━━ Given records ━━

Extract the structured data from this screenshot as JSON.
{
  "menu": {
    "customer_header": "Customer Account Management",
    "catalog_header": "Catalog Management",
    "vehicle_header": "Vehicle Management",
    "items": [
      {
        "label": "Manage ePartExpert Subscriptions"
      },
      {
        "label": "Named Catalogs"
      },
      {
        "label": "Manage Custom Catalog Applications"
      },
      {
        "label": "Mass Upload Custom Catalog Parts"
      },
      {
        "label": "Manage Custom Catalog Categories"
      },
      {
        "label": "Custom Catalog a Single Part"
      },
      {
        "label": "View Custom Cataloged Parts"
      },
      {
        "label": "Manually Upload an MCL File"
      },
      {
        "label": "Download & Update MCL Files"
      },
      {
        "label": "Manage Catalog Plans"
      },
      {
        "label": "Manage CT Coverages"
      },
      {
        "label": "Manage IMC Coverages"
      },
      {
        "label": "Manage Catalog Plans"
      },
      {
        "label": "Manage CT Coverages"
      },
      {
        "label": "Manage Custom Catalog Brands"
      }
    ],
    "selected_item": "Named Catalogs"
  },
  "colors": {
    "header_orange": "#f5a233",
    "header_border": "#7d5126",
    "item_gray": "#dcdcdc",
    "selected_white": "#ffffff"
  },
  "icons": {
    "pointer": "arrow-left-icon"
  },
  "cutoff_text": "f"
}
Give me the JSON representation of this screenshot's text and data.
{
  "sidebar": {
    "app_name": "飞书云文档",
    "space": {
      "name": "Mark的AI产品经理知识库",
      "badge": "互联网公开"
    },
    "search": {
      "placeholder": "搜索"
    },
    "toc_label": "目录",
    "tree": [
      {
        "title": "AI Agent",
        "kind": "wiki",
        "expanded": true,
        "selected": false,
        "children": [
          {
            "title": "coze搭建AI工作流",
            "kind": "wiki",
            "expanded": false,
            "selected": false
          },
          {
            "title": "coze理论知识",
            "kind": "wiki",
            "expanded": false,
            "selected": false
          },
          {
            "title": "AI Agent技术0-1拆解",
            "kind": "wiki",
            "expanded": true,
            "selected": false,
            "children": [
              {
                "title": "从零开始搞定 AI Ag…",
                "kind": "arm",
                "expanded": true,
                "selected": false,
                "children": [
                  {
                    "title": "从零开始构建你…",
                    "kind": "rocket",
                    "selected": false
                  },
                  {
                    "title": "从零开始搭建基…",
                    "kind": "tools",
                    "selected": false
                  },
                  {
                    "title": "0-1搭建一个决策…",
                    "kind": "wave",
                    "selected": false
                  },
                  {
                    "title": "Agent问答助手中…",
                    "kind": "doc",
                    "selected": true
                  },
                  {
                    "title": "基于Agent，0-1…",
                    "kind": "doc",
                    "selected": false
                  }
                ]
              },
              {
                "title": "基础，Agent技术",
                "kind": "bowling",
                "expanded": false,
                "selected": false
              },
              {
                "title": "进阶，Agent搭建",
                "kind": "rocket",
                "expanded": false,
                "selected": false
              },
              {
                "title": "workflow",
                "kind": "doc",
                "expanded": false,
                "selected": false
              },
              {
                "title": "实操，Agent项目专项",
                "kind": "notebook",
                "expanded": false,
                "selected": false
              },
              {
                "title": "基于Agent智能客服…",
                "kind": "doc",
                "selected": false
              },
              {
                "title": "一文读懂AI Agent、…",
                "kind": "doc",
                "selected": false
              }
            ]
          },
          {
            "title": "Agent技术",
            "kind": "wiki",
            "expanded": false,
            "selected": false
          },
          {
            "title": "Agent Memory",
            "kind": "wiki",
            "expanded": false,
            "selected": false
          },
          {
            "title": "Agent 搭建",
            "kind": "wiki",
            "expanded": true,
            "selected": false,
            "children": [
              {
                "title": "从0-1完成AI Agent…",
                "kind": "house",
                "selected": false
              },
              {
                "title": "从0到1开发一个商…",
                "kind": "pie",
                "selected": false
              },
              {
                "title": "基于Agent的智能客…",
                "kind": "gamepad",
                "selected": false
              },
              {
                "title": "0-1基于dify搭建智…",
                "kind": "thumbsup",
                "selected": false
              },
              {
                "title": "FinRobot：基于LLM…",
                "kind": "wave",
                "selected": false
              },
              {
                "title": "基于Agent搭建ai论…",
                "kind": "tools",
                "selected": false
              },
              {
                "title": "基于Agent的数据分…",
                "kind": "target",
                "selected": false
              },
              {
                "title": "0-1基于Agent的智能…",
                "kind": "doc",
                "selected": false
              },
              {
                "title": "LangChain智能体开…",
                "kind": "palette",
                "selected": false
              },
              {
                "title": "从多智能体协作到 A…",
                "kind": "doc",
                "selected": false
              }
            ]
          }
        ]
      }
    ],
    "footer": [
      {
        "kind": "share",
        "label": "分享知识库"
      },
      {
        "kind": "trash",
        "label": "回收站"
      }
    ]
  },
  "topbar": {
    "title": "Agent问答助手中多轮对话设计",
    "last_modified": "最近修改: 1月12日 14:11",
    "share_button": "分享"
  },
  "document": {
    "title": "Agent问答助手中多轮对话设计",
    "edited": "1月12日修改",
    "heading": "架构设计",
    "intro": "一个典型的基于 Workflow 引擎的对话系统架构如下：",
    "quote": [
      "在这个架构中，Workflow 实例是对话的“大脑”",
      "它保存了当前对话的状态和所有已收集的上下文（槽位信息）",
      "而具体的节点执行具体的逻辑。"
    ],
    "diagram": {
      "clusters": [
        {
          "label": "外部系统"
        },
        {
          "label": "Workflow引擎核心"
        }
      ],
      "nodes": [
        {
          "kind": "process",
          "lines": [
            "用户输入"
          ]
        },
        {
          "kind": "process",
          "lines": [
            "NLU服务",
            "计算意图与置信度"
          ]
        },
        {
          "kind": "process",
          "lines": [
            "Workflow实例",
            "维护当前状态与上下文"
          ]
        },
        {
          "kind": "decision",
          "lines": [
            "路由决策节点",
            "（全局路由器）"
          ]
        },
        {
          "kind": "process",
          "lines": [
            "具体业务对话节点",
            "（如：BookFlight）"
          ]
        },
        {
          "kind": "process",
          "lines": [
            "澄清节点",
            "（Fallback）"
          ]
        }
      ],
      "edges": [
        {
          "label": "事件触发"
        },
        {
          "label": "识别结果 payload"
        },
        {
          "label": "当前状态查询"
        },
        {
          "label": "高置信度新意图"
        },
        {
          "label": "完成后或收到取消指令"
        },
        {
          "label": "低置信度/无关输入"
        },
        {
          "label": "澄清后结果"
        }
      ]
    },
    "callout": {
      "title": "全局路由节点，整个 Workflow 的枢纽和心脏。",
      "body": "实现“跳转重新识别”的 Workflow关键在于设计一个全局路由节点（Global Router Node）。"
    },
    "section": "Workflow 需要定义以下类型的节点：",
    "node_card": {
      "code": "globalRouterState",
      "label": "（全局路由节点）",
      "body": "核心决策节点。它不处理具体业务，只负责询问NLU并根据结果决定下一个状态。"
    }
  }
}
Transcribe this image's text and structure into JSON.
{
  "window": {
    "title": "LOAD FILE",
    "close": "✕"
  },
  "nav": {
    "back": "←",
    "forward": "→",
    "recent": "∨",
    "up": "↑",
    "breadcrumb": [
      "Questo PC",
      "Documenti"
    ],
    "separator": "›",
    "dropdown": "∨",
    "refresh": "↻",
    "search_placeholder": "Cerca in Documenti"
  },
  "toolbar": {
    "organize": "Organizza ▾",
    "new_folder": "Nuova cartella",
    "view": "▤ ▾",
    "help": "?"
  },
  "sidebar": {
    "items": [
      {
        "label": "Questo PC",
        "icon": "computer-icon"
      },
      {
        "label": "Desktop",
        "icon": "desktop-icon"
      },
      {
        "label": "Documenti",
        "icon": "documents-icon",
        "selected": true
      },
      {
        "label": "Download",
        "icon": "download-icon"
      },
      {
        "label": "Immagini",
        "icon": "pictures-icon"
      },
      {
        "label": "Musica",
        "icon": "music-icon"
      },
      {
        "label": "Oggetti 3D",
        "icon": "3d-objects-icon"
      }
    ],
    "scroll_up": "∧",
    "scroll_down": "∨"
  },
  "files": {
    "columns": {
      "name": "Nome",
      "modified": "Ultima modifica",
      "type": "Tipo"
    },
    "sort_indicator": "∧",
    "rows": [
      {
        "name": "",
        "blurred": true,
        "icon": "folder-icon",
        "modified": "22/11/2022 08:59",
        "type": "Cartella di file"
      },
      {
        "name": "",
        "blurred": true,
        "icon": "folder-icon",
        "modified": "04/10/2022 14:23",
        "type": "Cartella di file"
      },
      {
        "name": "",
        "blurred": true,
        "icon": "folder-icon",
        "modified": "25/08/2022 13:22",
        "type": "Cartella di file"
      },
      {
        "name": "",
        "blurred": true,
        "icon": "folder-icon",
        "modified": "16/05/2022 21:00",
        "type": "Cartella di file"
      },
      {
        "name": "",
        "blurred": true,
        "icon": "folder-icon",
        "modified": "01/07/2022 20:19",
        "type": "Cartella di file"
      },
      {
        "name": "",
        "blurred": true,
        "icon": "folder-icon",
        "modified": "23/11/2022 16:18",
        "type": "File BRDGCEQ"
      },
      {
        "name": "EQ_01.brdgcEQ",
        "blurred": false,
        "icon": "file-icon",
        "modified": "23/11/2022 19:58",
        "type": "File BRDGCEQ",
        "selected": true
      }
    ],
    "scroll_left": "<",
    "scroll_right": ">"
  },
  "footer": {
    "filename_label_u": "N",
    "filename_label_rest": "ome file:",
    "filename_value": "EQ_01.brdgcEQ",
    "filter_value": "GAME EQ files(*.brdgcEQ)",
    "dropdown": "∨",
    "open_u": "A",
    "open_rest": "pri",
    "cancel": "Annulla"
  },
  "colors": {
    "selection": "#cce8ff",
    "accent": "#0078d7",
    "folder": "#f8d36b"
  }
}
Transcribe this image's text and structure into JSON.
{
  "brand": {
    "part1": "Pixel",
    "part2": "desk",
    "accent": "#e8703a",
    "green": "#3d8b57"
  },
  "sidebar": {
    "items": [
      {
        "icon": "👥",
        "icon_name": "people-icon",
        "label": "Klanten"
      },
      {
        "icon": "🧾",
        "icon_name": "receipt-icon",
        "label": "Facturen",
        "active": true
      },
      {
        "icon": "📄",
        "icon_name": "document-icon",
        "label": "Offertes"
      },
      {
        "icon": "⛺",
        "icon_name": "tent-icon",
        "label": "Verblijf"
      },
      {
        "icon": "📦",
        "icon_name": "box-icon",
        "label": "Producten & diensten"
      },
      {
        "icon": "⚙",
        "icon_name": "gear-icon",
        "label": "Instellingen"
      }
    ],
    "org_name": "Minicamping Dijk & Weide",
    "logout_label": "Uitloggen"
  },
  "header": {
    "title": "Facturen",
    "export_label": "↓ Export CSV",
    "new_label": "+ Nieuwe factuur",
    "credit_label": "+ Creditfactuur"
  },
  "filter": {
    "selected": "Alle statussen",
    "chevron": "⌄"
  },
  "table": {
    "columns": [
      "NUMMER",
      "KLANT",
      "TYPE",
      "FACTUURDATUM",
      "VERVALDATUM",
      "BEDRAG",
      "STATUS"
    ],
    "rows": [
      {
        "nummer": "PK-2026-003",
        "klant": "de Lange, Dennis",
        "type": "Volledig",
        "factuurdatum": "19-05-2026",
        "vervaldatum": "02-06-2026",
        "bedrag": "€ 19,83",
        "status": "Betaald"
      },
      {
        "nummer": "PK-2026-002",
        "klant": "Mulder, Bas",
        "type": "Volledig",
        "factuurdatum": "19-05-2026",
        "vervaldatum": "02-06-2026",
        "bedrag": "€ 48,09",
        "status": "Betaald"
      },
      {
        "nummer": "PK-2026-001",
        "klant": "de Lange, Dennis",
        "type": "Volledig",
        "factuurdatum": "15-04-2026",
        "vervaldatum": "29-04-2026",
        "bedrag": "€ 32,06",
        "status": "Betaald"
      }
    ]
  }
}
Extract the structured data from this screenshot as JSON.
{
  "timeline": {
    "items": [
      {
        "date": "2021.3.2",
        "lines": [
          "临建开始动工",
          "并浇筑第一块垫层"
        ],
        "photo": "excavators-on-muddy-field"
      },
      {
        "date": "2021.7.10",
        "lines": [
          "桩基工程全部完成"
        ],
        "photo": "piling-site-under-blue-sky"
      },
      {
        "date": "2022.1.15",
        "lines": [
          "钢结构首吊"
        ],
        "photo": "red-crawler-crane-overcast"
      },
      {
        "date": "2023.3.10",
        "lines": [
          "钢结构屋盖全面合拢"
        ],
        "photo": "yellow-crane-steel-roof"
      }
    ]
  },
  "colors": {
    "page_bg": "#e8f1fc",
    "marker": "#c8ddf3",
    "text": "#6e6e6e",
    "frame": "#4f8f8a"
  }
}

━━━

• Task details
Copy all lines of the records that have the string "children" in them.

• Result
        "children": [
            "children": [
                "children": [
            "children": [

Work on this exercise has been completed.